Here are a few of the Canadian hopefuls:
The man who was two holes away from pulling it off in last year’s tournament is the world’s highest-ranked Canadian (#130). He has made his last six cuts, and finished in the top 28 in five of those.
The formerly heavily-bearded canuck is the world’s 140th ranked golfer. He has three top 10 finishes this year. Henrik Stenson is not the only one who can post a final round 63: DeLaet did it too, although that was at the Barbersol Championship, the opposite-field event to The Open Championship last weekend. The 63 was good for a T8.
Hadwin, one of the best putters on tour, has looked close to breaking out a few times this year. A T11 at The Memorial and a T16 in Phoenix at the Waste Management Open were especially encouraging.
Taylor is quietly in the midst of a solid year. He has made 15 cuts in 22 events, including a T12 at the recent Quicken Loans National.
The 21-year-old amateur duToit made the field by leading the Order of Merit for the Canadian Tour. He has finished in the top-5 in 3 of his past 4 Canadian Tour events. He plays collegiately at Arizona State, and will be making his PGA Tour debut this week.
If one of these men can find a way to win, he will become a bigger name in Canada than Connor McDavid, Josh Donaldson, or Demar Derozan. Maybe all three put together.
Other Notables in the Field

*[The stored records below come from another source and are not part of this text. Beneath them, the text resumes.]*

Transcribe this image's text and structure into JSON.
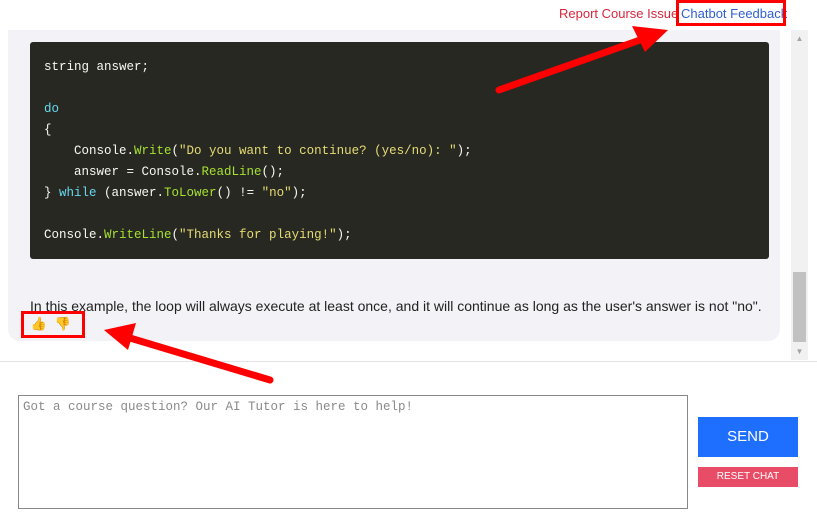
{
  "header": {
    "report_link": "Report Course Issue",
    "feedback_link": "Chatbot Feedback"
  },
  "code": {
    "line1": "string answer;",
    "line2_kw": "do",
    "line3": "{",
    "line4_a": "    Console.",
    "line4_fn": "Write",
    "line4_b": "(",
    "line4_str": "\"Do you want to continue? (yes/no): \"",
    "line4_c": ");",
    "line5_a": "    answer = Console.",
    "line5_fn": "ReadLine",
    "line5_b": "();",
    "line6_a": "} ",
    "line6_kw": "while",
    "line6_b": " (answer.",
    "line6_fn": "ToLower",
    "line6_c": "() != ",
    "line6_str": "\"no\"",
    "line6_d": ");",
    "line7_a": "Console.",
    "line7_fn": "WriteLine",
    "line7_b": "(",
    "line7_str": "\"Thanks for playing!\"",
    "line7_c": ");"
  },
  "message": {
    "explanation": "In this example, the loop will always execute at least once, and it will continue as long as the user's answer is not \"no\".",
    "thumbs_up": "👍",
    "thumbs_down": "👎"
  },
  "composer": {
    "placeholder": "Got a course question? Our AI Tutor is here to help!",
    "value": ""
  },
  "buttons": {
    "send": "SEND",
    "reset": "RESET CHAT"
  },
  "scrollbar": {
    "up": "▲",
    "down": "▼"
  },
  "colors": {
    "send": "#1e6fff",
    "reset": "#e84c66",
    "annotation": "#ff0000",
    "code_bg": "#272822"
  }
}
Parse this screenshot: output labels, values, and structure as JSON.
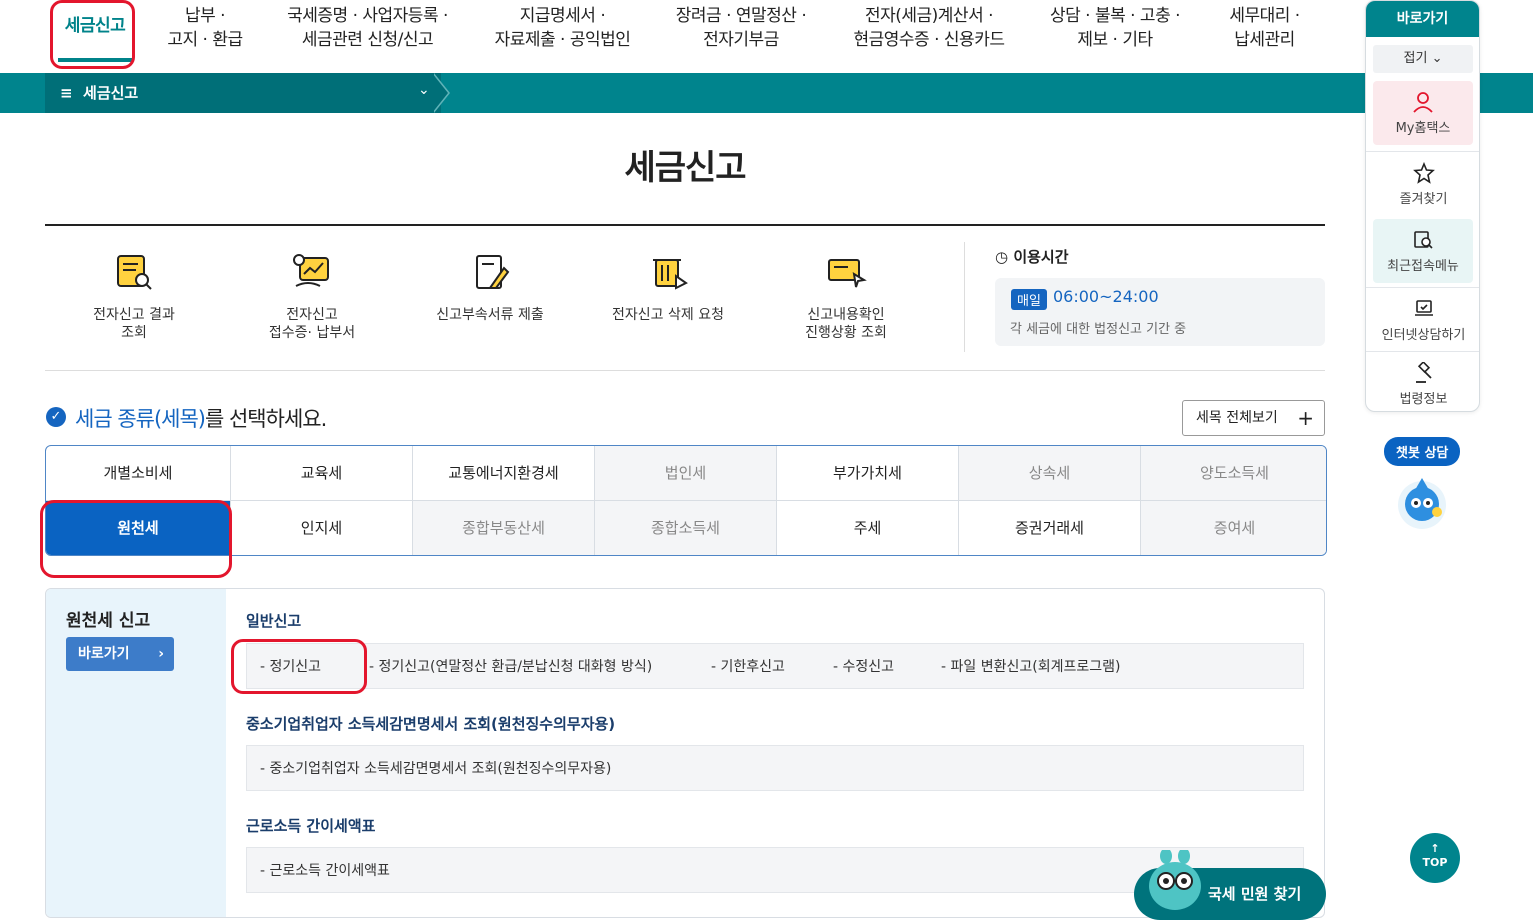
{
  "top_nav": {
    "items": [
      {
        "label1": "세금신고",
        "label2": ""
      },
      {
        "label1": "납부 ·",
        "label2": "고지 · 환급"
      },
      {
        "label1": "국세증명 · 사업자등록 ·",
        "label2": "세금관련 신청/신고"
      },
      {
        "label1": "지급명세서 ·",
        "label2": "자료제출 · 공익법인"
      },
      {
        "label1": "장려금 · 연말정산 ·",
        "label2": "전자기부금"
      },
      {
        "label1": "전자(세금)계산서 ·",
        "label2": "현금영수증 · 신용카드"
      },
      {
        "label1": "상담 · 불복 · 고충 ·",
        "label2": "제보 · 기타"
      },
      {
        "label1": "세무대리 ·",
        "label2": "납세관리"
      }
    ]
  },
  "breadcrumb": {
    "menu_icon": "hamburger-icon",
    "label": "세금신고"
  },
  "page_title": "세금신고",
  "quick_menu": [
    {
      "line1": "전자신고 결과",
      "line2": "조회",
      "icon": "document-search-icon"
    },
    {
      "line1": "전자신고",
      "line2": "접수증· 납부서",
      "icon": "receipt-hand-icon"
    },
    {
      "line1": "신고부속서류 제출",
      "line2": "",
      "icon": "document-pen-icon"
    },
    {
      "line1": "전자신고 삭제 요청",
      "line2": "",
      "icon": "trash-click-icon"
    },
    {
      "line1": "신고내용확인",
      "line2": "진행상황 조회",
      "icon": "monitor-cursor-icon"
    }
  ],
  "hours": {
    "title": "이용시간",
    "badge": "매일",
    "time": "06:00~24:00",
    "note": "각 세금에 대한 법정신고 기간 중"
  },
  "select": {
    "prefix": "세금 종류(세목)",
    "suffix": "를 선택하세요.",
    "all_button": "세목 전체보기",
    "plus": "+"
  },
  "tax_types": {
    "row1": [
      "개별소비세",
      "교육세",
      "교통에너지환경세",
      "법인세",
      "부가가치세",
      "상속세",
      "양도소득세"
    ],
    "row2": [
      "원천세",
      "인지세",
      "종합부동산세",
      "종합소득세",
      "주세",
      "증권거래세",
      "증여세"
    ]
  },
  "panel": {
    "title": "원천세 신고",
    "go_label": "바로가기",
    "go_arrow": "›",
    "sections": [
      {
        "head": "일반신고",
        "links": [
          "-  정기신고",
          "-  정기신고(연말정산 환급/분납신청 대화형 방식)",
          "-  기한후신고",
          "-  수정신고",
          "-  파일 변환신고(회계프로그램)"
        ]
      },
      {
        "head": "중소기업취업자 소득세감면명세서 조회(원천징수의무자용)",
        "links": [
          "-  중소기업취업자 소득세감면명세서 조회(원천징수의무자용)"
        ]
      },
      {
        "head": "근로소득 간이세액표",
        "links": [
          "-  근로소득 간이세액표"
        ]
      }
    ]
  },
  "right_menu": {
    "head": "바로가기",
    "fold": "접기 ⌄",
    "items": [
      "My홈택스",
      "즐겨찾기",
      "최근접속메뉴",
      "인터넷상담하기",
      "법령정보"
    ]
  },
  "chatbot": {
    "label": "챗봇 상담"
  },
  "top_button": {
    "arrow": "↑",
    "label": "TOP"
  },
  "minwon_button": {
    "label": "국세 민원 찾기"
  },
  "colors": {
    "teal": "#00848d",
    "blue": "#0a63c2",
    "highlight_red": "#e3162d"
  }
}
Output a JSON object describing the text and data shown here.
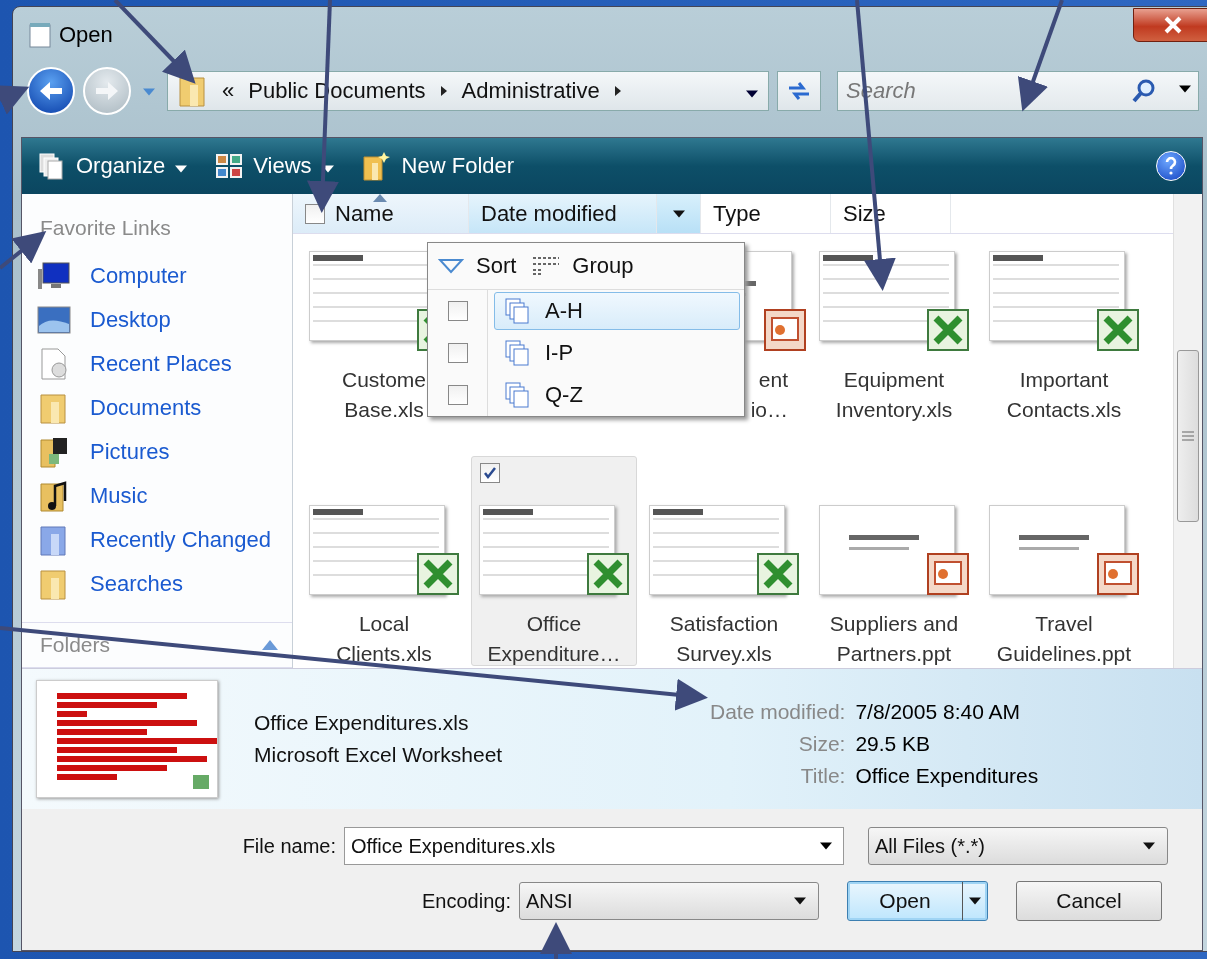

Kuchar, the world’s #17 ranked golfer, is having another Matt Kuchar-like season. He rents out large storage units all over the country to house his vast collection of Top 10 finishes, but the shelf he keeps his major trophies on goes untouched, except for when Mrs. Kuchar needs to water the house plants that currently occupy the space. He has finished in the top 6 of five of his last seven tournaments.
The bright, young PGA Tour rookie declared pro after The Masters, and immediately posted a T4 in his first professional tournament. He also finished T15 at The US Open.
Finau, the long-hitting American (he ranks third on tour in driving distance) won his first tournament earlier this year in Puerto Rico. He is coming off a respectable T18 at The Open Championship. Between that and his T10 at last year’s PGA Championship, Finau is showing an affinity for big events.
A surprise addition to the field, the 21-year-old Englishman posted T7s at both The WGC-HSBC Champions and The Masters. Fitzpatrick plays primarily on the European Tour, where he won the Nordea Masters back in May. Americans interested in scouting players who will likely be on a lot of European Ryder Cup teams should watch Fitzpatrick especially close.
The 46-year old South African Hall of Famer has missed five of his past six cuts, but the one he did make was a solo-fifth at the Quicken Loans National. With his experience, the Big Easy can never be ruled out. He missed the cut at this tournament last year, but posted a T12 in 2014.
Furyk has missed most of the season to recover from wrist surgery. Since his return, his only significant result was a T2 at The U.S. Open. He needs a few good finishes to ensure a spot in the FedEx Cup playoffs, which he won in 2010. His recent form at the Canadian Open has been tremendous. He has finished 5, 2, T9 the past three years.